Task directions: Look through the data below, tally the lines where "Exam" occurs, and write the total alone.

Input data:
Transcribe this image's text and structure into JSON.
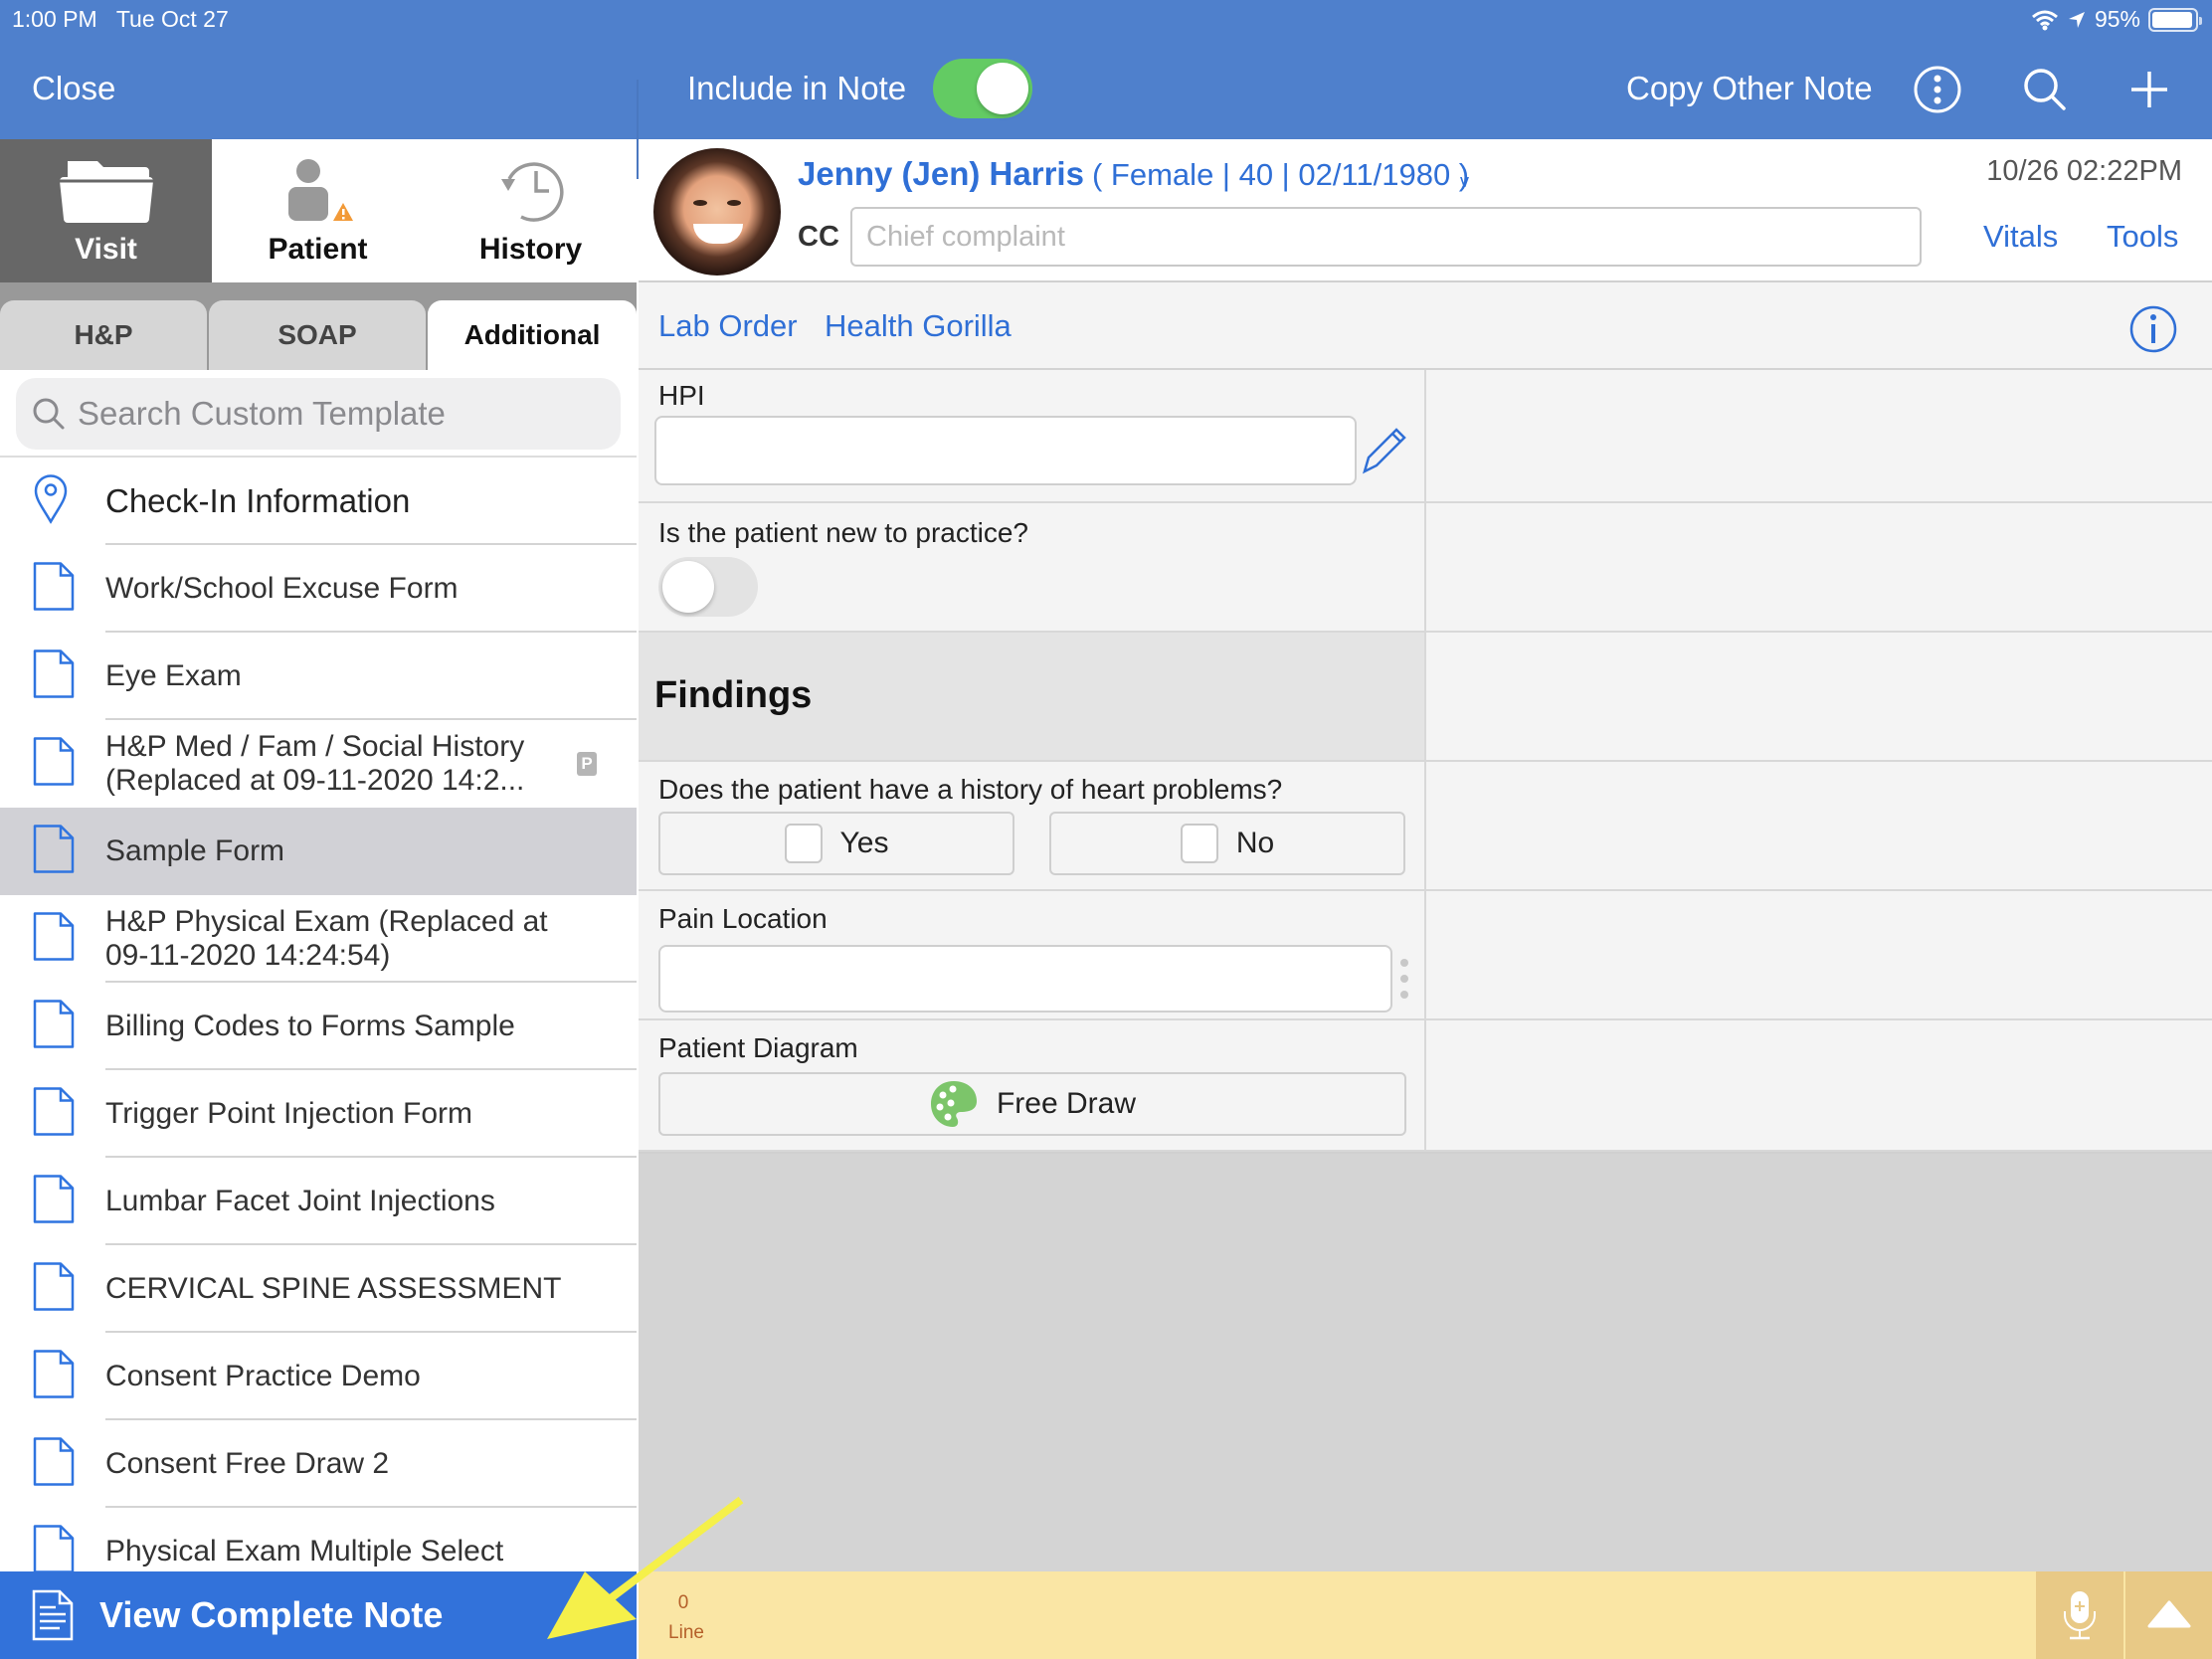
{
  "status_bar": {
    "time": "1:00 PM",
    "date": "Tue Oct 27",
    "battery": "95%"
  },
  "header": {
    "close_label": "Close",
    "include_in_note_label": "Include in Note",
    "include_in_note_on": true,
    "copy_other_note_label": "Copy Other Note",
    "icons": [
      "more-icon",
      "search-icon",
      "plus-icon"
    ]
  },
  "nav_tabs": [
    {
      "label": "Visit",
      "icon": "folder-icon",
      "active": true
    },
    {
      "label": "Patient",
      "icon": "person-warning-icon",
      "active": false
    },
    {
      "label": "History",
      "icon": "history-clock-icon",
      "active": false
    }
  ],
  "segments": [
    {
      "label": "H&P",
      "active": false
    },
    {
      "label": "SOAP",
      "active": false
    },
    {
      "label": "Additional",
      "active": true
    }
  ],
  "search": {
    "placeholder": "Search Custom Template",
    "value": ""
  },
  "templates": [
    {
      "label": "Check-In Information",
      "icon": "location-pin-icon"
    },
    {
      "label": "Work/School Excuse Form",
      "icon": "document-icon"
    },
    {
      "label": "Eye Exam",
      "icon": "document-icon"
    },
    {
      "label": "H&P Med / Fam / Social History (Replaced at 09-11-2020 14:2...",
      "icon": "document-icon",
      "badge": "P"
    },
    {
      "label": "Sample Form",
      "icon": "document-icon",
      "selected": true
    },
    {
      "label": "H&P Physical Exam (Replaced at 09-11-2020 14:24:54)",
      "icon": "document-icon"
    },
    {
      "label": "Billing Codes to Forms Sample",
      "icon": "document-icon"
    },
    {
      "label": "Trigger Point Injection Form",
      "icon": "document-icon"
    },
    {
      "label": "Lumbar Facet Joint Injections",
      "icon": "document-icon"
    },
    {
      "label": "CERVICAL SPINE ASSESSMENT",
      "icon": "document-icon"
    },
    {
      "label": "Consent Practice Demo",
      "icon": "document-icon"
    },
    {
      "label": "Consent Free Draw 2",
      "icon": "document-icon"
    },
    {
      "label": "Physical Exam Multiple Select",
      "icon": "document-icon"
    }
  ],
  "view_complete_note_label": "View Complete Note",
  "patient": {
    "name": "Jenny (Jen) Harris",
    "info": "( Female | 40 | 02/11/1980 )",
    "caret": "v",
    "visit_time": "10/26 02:22PM",
    "cc_label": "CC",
    "cc_placeholder": "Chief complaint",
    "cc_value": "",
    "vitals_label": "Vitals",
    "tools_label": "Tools"
  },
  "links": {
    "lab_order": "Lab Order",
    "health_gorilla": "Health Gorilla"
  },
  "form": {
    "hpi_label": "HPI",
    "hpi_value": "",
    "new_patient_label": "Is the patient new to practice?",
    "new_patient_on": false,
    "findings_label": "Findings",
    "heart_label": "Does the patient have a history of heart problems?",
    "heart_options": [
      {
        "label": "Yes",
        "checked": false
      },
      {
        "label": "No",
        "checked": false
      }
    ],
    "pain_label": "Pain Location",
    "pain_value": "",
    "diagram_label": "Patient Diagram",
    "free_draw_label": "Free Draw"
  },
  "footer": {
    "line_count": "0",
    "line_label": "Line"
  },
  "colors": {
    "header_blue": "#4F80CC",
    "link_blue": "#2F6FD6",
    "toggle_green": "#63CB63",
    "bottom_blue": "#3272DA",
    "footer_yellow": "#FAE6A5",
    "annotation_arrow": "#F5F04A"
  }
}
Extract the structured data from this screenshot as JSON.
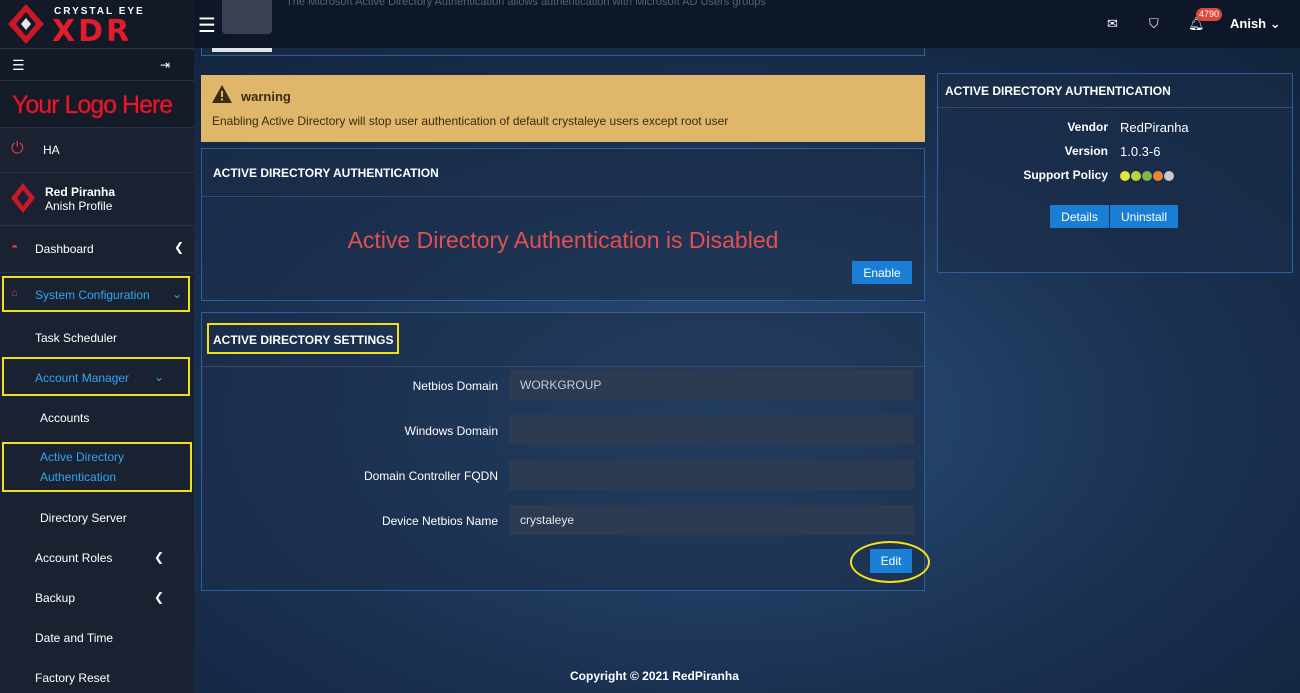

Reply to the exercise: 3